Nathan Lane, managing director of Golley Slater Birmingham and ProHelp board member reveals what CSR means to him:
“Corporate Social Responsibility (CSR) means many different things to everyone but essentially the goal will always remain the same. The purpose for me of undertaking any CSR activity is to improve the quality of lives of those we are surrounded by and the communities in which we operate.
“Every day companies in and around the Midlands make an impact on the region, be it environmentally, financially or physically. It is how we manage this impact and use this to make a difference to where we live, that counts. Working in public relations we deal with a number of large and small businesses in the region and it is clear that CSR is a high priority to every single one of them.
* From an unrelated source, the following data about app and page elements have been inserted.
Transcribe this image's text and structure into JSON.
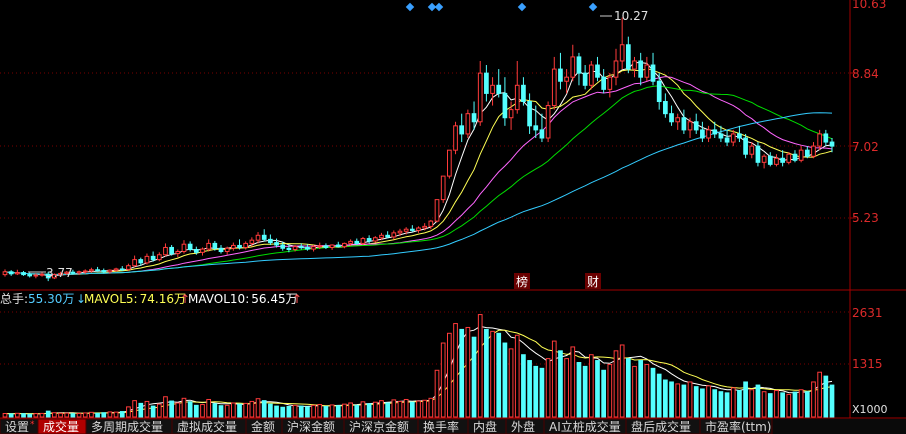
{
  "colors": {
    "up": "#ff3b3b",
    "down": "#54ffff",
    "ma_white": "#ffffff",
    "ma_yellow": "#ffff55",
    "ma_magenta": "#ff66ff",
    "ma_green": "#00dd00",
    "ma_cyan": "#33ccff",
    "grid": "#7a0000",
    "axis_text": "#dc2a2a",
    "marker": "#3aa0ff"
  },
  "price_axis": {
    "ticks": [
      "10.63",
      "8.84",
      "7.02",
      "5.23"
    ]
  },
  "price_annotations": {
    "high": "10.27",
    "low": "3.77"
  },
  "event_labels": [
    "榜",
    "财"
  ],
  "volume_header": {
    "total_label": "总手:",
    "total_value": "55.30万",
    "mavol5_label": "MAVOL5:",
    "mavol5_value": "74.16万",
    "mavol10_label": "MAVOL10:",
    "mavol10_value": "56.45万"
  },
  "volume_axis": {
    "ticks": [
      "2631",
      "1315"
    ],
    "unit": "X1000"
  },
  "tabs": [
    "设置",
    "成交量",
    "多周期成交量",
    "虚拟成交量",
    "金额",
    "沪深金额",
    "沪深京金额",
    "换手率",
    "内盘",
    "外盘",
    "AI立桩成交量",
    "盘后成交量",
    "市盈率(ttm)"
  ],
  "active_tab_index": 1,
  "chart_data": {
    "type": "candlestick_with_volume",
    "price_series": {
      "name": "",
      "ohlc_description": "daily candles, [open, high, low, close]",
      "candles": [
        [
          3.93,
          4.06,
          3.88,
          4.0
        ],
        [
          4.0,
          4.04,
          3.9,
          3.95
        ],
        [
          3.95,
          4.05,
          3.92,
          3.98
        ],
        [
          3.98,
          4.02,
          3.9,
          3.93
        ],
        [
          3.93,
          3.98,
          3.86,
          3.9
        ],
        [
          3.9,
          3.96,
          3.84,
          3.92
        ],
        [
          3.92,
          3.99,
          3.88,
          3.94
        ],
        [
          3.94,
          4.0,
          3.77,
          3.85
        ],
        [
          3.85,
          3.96,
          3.82,
          3.93
        ],
        [
          3.93,
          4.0,
          3.9,
          3.96
        ],
        [
          3.96,
          4.02,
          3.92,
          3.99
        ],
        [
          3.99,
          4.05,
          3.94,
          3.97
        ],
        [
          3.97,
          4.03,
          3.92,
          4.0
        ],
        [
          4.0,
          4.06,
          3.95,
          4.02
        ],
        [
          4.02,
          4.1,
          3.98,
          4.05
        ],
        [
          4.05,
          4.12,
          4.0,
          4.03
        ],
        [
          4.03,
          4.08,
          3.96,
          4.0
        ],
        [
          4.0,
          4.06,
          3.95,
          4.04
        ],
        [
          4.04,
          4.1,
          4.0,
          4.07
        ],
        [
          4.07,
          4.14,
          4.02,
          4.06
        ],
        [
          4.06,
          4.2,
          4.02,
          4.15
        ],
        [
          4.15,
          4.4,
          4.12,
          4.3
        ],
        [
          4.3,
          4.35,
          4.15,
          4.22
        ],
        [
          4.22,
          4.45,
          4.18,
          4.38
        ],
        [
          4.38,
          4.5,
          4.25,
          4.3
        ],
        [
          4.3,
          4.48,
          4.26,
          4.42
        ],
        [
          4.42,
          4.7,
          4.38,
          4.6
        ],
        [
          4.6,
          4.66,
          4.4,
          4.45
        ],
        [
          4.45,
          4.55,
          4.36,
          4.5
        ],
        [
          4.5,
          4.78,
          4.45,
          4.68
        ],
        [
          4.68,
          4.75,
          4.5,
          4.55
        ],
        [
          4.55,
          4.62,
          4.42,
          4.48
        ],
        [
          4.48,
          4.6,
          4.4,
          4.56
        ],
        [
          4.56,
          4.8,
          4.5,
          4.7
        ],
        [
          4.7,
          4.76,
          4.52,
          4.58
        ],
        [
          4.58,
          4.66,
          4.45,
          4.5
        ],
        [
          4.5,
          4.62,
          4.42,
          4.58
        ],
        [
          4.58,
          4.72,
          4.52,
          4.65
        ],
        [
          4.65,
          4.8,
          4.55,
          4.6
        ],
        [
          4.6,
          4.75,
          4.55,
          4.7
        ],
        [
          4.7,
          4.85,
          4.62,
          4.78
        ],
        [
          4.78,
          4.98,
          4.7,
          4.9
        ],
        [
          4.9,
          5.05,
          4.75,
          4.8
        ],
        [
          4.8,
          4.92,
          4.66,
          4.72
        ],
        [
          4.72,
          4.82,
          4.6,
          4.66
        ],
        [
          4.66,
          4.74,
          4.52,
          4.58
        ],
        [
          4.58,
          4.68,
          4.48,
          4.55
        ],
        [
          4.55,
          4.66,
          4.5,
          4.62
        ],
        [
          4.62,
          4.7,
          4.55,
          4.6
        ],
        [
          4.6,
          4.68,
          4.52,
          4.56
        ],
        [
          4.56,
          4.66,
          4.5,
          4.62
        ],
        [
          4.62,
          4.72,
          4.56,
          4.64
        ],
        [
          4.64,
          4.7,
          4.56,
          4.6
        ],
        [
          4.6,
          4.68,
          4.54,
          4.66
        ],
        [
          4.66,
          4.74,
          4.6,
          4.62
        ],
        [
          4.62,
          4.72,
          4.58,
          4.7
        ],
        [
          4.7,
          4.8,
          4.64,
          4.75
        ],
        [
          4.75,
          4.82,
          4.66,
          4.7
        ],
        [
          4.7,
          4.86,
          4.66,
          4.82
        ],
        [
          4.82,
          4.9,
          4.7,
          4.76
        ],
        [
          4.76,
          4.88,
          4.72,
          4.84
        ],
        [
          4.84,
          4.96,
          4.78,
          4.9
        ],
        [
          4.9,
          5.0,
          4.82,
          4.86
        ],
        [
          4.86,
          5.02,
          4.8,
          4.96
        ],
        [
          4.96,
          5.06,
          4.88,
          5.0
        ],
        [
          5.0,
          5.1,
          4.92,
          5.05
        ],
        [
          5.05,
          5.15,
          4.98,
          5.02
        ],
        [
          5.02,
          5.12,
          4.96,
          5.08
        ],
        [
          5.08,
          5.2,
          5.02,
          5.12
        ],
        [
          5.12,
          5.28,
          5.05,
          5.25
        ],
        [
          5.25,
          5.78,
          5.22,
          5.78
        ],
        [
          5.78,
          6.36,
          5.7,
          6.36
        ],
        [
          6.36,
          7.0,
          6.3,
          7.0
        ],
        [
          7.0,
          7.7,
          6.9,
          7.6
        ],
        [
          7.6,
          7.9,
          7.2,
          7.4
        ],
        [
          7.4,
          8.0,
          7.3,
          7.9
        ],
        [
          7.9,
          8.2,
          7.5,
          7.7
        ],
        [
          7.7,
          9.2,
          7.6,
          8.9
        ],
        [
          8.9,
          9.1,
          8.2,
          8.4
        ],
        [
          8.4,
          8.8,
          8.1,
          8.6
        ],
        [
          8.6,
          9.0,
          8.3,
          8.4
        ],
        [
          8.4,
          8.8,
          7.6,
          7.8
        ],
        [
          7.8,
          8.2,
          7.5,
          8.0
        ],
        [
          8.0,
          9.2,
          7.9,
          8.6
        ],
        [
          8.6,
          8.8,
          8.1,
          8.2
        ],
        [
          8.2,
          8.4,
          7.4,
          7.6
        ],
        [
          7.6,
          8.1,
          7.3,
          7.5
        ],
        [
          7.5,
          7.9,
          7.2,
          7.3
        ],
        [
          7.3,
          8.2,
          7.2,
          8.1
        ],
        [
          8.1,
          9.3,
          8.0,
          9.0
        ],
        [
          9.0,
          9.4,
          8.5,
          8.7
        ],
        [
          8.7,
          9.0,
          8.4,
          8.8
        ],
        [
          8.8,
          9.6,
          8.7,
          9.3
        ],
        [
          9.3,
          9.4,
          8.6,
          8.9
        ],
        [
          8.9,
          9.1,
          8.5,
          8.6
        ],
        [
          8.6,
          9.2,
          8.5,
          9.1
        ],
        [
          9.1,
          9.3,
          8.7,
          8.8
        ],
        [
          8.8,
          9.0,
          8.4,
          8.5
        ],
        [
          8.5,
          8.9,
          8.3,
          8.8
        ],
        [
          8.8,
          9.5,
          8.6,
          9.2
        ],
        [
          9.2,
          10.27,
          9.0,
          9.6
        ],
        [
          9.6,
          9.8,
          8.9,
          9.0
        ],
        [
          9.0,
          9.3,
          8.8,
          9.2
        ],
        [
          9.2,
          9.4,
          8.6,
          8.8
        ],
        [
          8.8,
          9.3,
          8.7,
          9.1
        ],
        [
          9.1,
          9.4,
          8.6,
          8.7
        ],
        [
          8.7,
          8.9,
          8.0,
          8.2
        ],
        [
          8.2,
          8.4,
          7.8,
          7.9
        ],
        [
          7.9,
          8.1,
          7.6,
          7.7
        ],
        [
          7.7,
          7.9,
          7.5,
          7.8
        ],
        [
          7.8,
          8.0,
          7.4,
          7.5
        ],
        [
          7.5,
          7.8,
          7.3,
          7.7
        ],
        [
          7.7,
          7.9,
          7.4,
          7.5
        ],
        [
          7.5,
          7.7,
          7.2,
          7.3
        ],
        [
          7.3,
          7.6,
          7.2,
          7.5
        ],
        [
          7.5,
          7.7,
          7.3,
          7.4
        ],
        [
          7.4,
          7.6,
          7.2,
          7.3
        ],
        [
          7.3,
          7.5,
          7.1,
          7.2
        ],
        [
          7.2,
          7.5,
          7.1,
          7.4
        ],
        [
          7.4,
          7.6,
          7.2,
          7.3
        ],
        [
          7.3,
          7.4,
          6.8,
          6.9
        ],
        [
          6.9,
          7.2,
          6.8,
          7.1
        ],
        [
          7.1,
          7.2,
          6.6,
          6.7
        ],
        [
          6.7,
          6.9,
          6.55,
          6.85
        ],
        [
          6.85,
          6.95,
          6.6,
          6.65
        ],
        [
          6.65,
          6.9,
          6.6,
          6.8
        ],
        [
          6.8,
          7.0,
          6.6,
          6.7
        ],
        [
          6.7,
          6.95,
          6.65,
          6.9
        ],
        [
          6.9,
          7.0,
          6.7,
          6.75
        ],
        [
          6.75,
          7.1,
          6.7,
          7.0
        ],
        [
          7.0,
          7.1,
          6.8,
          6.85
        ],
        [
          6.85,
          7.2,
          6.8,
          7.1
        ],
        [
          7.1,
          7.5,
          7.0,
          7.4
        ],
        [
          7.4,
          7.5,
          7.1,
          7.2
        ],
        [
          7.2,
          7.3,
          6.95,
          7.1
        ]
      ],
      "moving_averages": [
        "white",
        "yellow",
        "magenta",
        "green",
        "cyan"
      ],
      "ylim": [
        3.6,
        10.63
      ]
    },
    "volume_series": {
      "name": "总手",
      "unit": "X1000",
      "values_thousands": [
        90,
        80,
        95,
        85,
        70,
        88,
        92,
        150,
        110,
        95,
        100,
        85,
        90,
        105,
        120,
        95,
        110,
        130,
        125,
        140,
        260,
        420,
        350,
        400,
        280,
        330,
        520,
        410,
        360,
        480,
        390,
        300,
        320,
        450,
        340,
        290,
        300,
        360,
        330,
        350,
        400,
        470,
        420,
        330,
        280,
        250,
        270,
        300,
        280,
        260,
        300,
        320,
        270,
        310,
        290,
        330,
        360,
        300,
        390,
        340,
        380,
        420,
        360,
        440,
        400,
        450,
        380,
        410,
        430,
        480,
        1200,
        1900,
        2150,
        2400,
        2250,
        2300,
        2050,
        2631,
        2250,
        2200,
        2150,
        1900,
        1750,
        2100,
        1600,
        1450,
        1300,
        1250,
        1500,
        1950,
        1700,
        1500,
        1800,
        1400,
        1300,
        1600,
        1450,
        1200,
        1350,
        1700,
        1850,
        1500,
        1300,
        1450,
        1350,
        1250,
        1100,
        950,
        900,
        850,
        820,
        900,
        780,
        720,
        800,
        700,
        650,
        620,
        750,
        680,
        900,
        700,
        820,
        650,
        600,
        680,
        620,
        580,
        640,
        700,
        650,
        900,
        1150,
        1050,
        820
      ],
      "mavol_lines": [
        "MAVOL5",
        "MAVOL10"
      ],
      "ylim": [
        0,
        2800
      ]
    }
  }
}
The saying ‘no man is an island’ has never been more true when it comes to industry.
“Companies these days are working together as a team to change the ways in which the city operates, people are treated and dangers that face the community. It is this regional spirit, I believe, that makes Birmingham and the Midlands a leading force in the power of CSR.
“My first involvement with CSR came when I was still working in Yorkshire. I had always been interested in the effect the business community had on the people of the area and I felt that using my skills in PR was a good way to make a tangible difference. Since my move to Birmingham I have really been able to increase my involvement with CSR by working with ProHelp and in BITC.
“Getting involved with ProHelp was an easy decision for me, not only did it allow me to advise clients on community engagement strategies which made a difference to the communities in which Golley Slater operates but improve staff relations (internally and externally) and make a difference to my business’s bottom line. It also helped us put more structure around a previously ad-hoc pro bono programme and focus on the outcomes for our own business.
“CSR can often be confused with philanthropy – which is the simple act of giving – but to me, this is the wrong approach. For any kind of relationship to really prosper both parties must benefit in some way and this has to sit at the heart of any businesses approach to CSR.
“By establishing strong links between individuals, businesses and communities, we can work together to set a commercial agenda that takes steps to improve and make a difference to our collective lot.”